And I'm not talking about the beach, even though that was a nice place to hang out for a few days. While I was looking for a restroom near a popular snorkeling reef, I ran into assistant coach Kevin Willard, who seemed to be playing his part in the magic as well. I asked him if Taquan Dean was OK, and that he seemed to play better when hurt. Dean had just scored a career-high 30 points while hobbling around with leg cramps. Willard told me that Dean played with a lot of heart and would be fine. Then Willard asked me if I was having a good time. Hmm, I'm in Hawaii, I just finished watching Louisville play three games and now I'm talking to one of the team's masterminds. Was this a trick question?
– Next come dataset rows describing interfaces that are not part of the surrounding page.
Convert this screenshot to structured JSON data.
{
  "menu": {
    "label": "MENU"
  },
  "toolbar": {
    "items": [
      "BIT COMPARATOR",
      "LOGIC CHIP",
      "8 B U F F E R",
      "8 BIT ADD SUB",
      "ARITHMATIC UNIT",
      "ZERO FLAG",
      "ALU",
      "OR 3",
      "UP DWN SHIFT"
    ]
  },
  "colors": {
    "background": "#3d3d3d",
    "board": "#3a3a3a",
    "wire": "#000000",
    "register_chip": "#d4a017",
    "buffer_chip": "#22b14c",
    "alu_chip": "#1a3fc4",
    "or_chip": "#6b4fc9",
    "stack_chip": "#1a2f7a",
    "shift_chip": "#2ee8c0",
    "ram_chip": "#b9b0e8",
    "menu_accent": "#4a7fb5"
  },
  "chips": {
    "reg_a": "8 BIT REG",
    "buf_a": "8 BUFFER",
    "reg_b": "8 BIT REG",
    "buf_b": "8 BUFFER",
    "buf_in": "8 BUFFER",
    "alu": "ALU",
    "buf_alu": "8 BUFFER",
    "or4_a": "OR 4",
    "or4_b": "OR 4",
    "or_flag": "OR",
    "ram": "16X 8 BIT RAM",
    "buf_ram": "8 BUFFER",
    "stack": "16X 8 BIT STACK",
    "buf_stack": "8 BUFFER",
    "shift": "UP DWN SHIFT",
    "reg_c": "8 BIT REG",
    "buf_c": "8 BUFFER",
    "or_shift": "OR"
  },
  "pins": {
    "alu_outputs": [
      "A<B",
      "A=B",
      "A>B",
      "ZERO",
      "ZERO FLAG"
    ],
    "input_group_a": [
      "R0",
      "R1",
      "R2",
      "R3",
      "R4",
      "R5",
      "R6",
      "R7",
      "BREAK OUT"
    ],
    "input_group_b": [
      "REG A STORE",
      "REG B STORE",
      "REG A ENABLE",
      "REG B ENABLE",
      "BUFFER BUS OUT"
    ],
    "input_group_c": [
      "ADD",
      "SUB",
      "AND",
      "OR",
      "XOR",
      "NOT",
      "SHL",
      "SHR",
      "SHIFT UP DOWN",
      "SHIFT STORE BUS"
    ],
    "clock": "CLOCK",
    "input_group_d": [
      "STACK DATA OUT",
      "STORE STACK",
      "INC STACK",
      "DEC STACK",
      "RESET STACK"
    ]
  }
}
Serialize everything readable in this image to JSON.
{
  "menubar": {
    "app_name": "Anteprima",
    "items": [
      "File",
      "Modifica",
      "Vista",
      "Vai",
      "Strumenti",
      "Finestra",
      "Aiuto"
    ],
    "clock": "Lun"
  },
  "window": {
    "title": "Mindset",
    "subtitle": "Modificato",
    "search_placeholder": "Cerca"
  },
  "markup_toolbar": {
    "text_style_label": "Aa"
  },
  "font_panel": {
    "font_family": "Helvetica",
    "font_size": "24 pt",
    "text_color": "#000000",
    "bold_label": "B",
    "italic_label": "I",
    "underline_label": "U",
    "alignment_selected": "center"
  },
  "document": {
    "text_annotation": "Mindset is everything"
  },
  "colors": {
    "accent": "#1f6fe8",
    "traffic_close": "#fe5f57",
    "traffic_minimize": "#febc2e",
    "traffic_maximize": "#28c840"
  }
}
The players bought into the system as well, or maybe they were also brainwashed. They don't complain about injuries, playing time, the weather, etc. (It should be noted, however, that the medical training staff could be made up of witch doctors, as often as someone appears to be seriously injured and then magically appears in the following game). The individual tragedies the team members have overcome have been well-documented, yet that doesn't seem to hinder their play on the court. Actually, there was one complaint I heard from different players in Maui. My brother tried to get team autographs after the Stanford game, and Larry O'Bannon, Brandon Jenkins and Lorrenzo Wade all mentioned his Sharpie was running out of ink.
The magic, and the Cards' ability to will their way to victory, hasn't run out yet. In 25 years of watching Louisville basketball, I've never witnessed a team capable of playing under pressure with such poise every night. It appears they even relish playing close games. Game after game, Louisville has found a way to boggle the mind with comebacks, almost as if the team can move the ball under the shell without anyone noticing. Even against West Virginia in "The Attack of the Killer Brendan Plaviches," when Francisco Garcia fouled out and Dean was hampered again by cramps, the Ville played as if they knew they were going to win eventually. Thinking the impossible lands most people in a mental institution, but for Pitino and his players, they're instead in St. Louis.
Illinois is favored against the Cards in both teams' first Final Four trips since the '80s. The Fighting Illini lost one game all season, and Pitino said he still hasn't found a weakness to exploit. But like all great magicians, Pitinodini is sure to have something up his sleeve by game time. He will have his team prepared, believing they can win. The players will no doubt believe whatever he has to say, and that will lead to another Cards victory.
"We step up to the challenge every time and get the job done," said O'Bannon at Tuesday's pep rally sendoff. There was an estimated crowd of 16,000 people downtown for the rally, apparently showing that even the fans have been cast into the trance of believing.
It really doesn't matter who's on the court playing the Cards at this point. The opponents seem sealed in the magic box, and Pitinodini is holding the only key.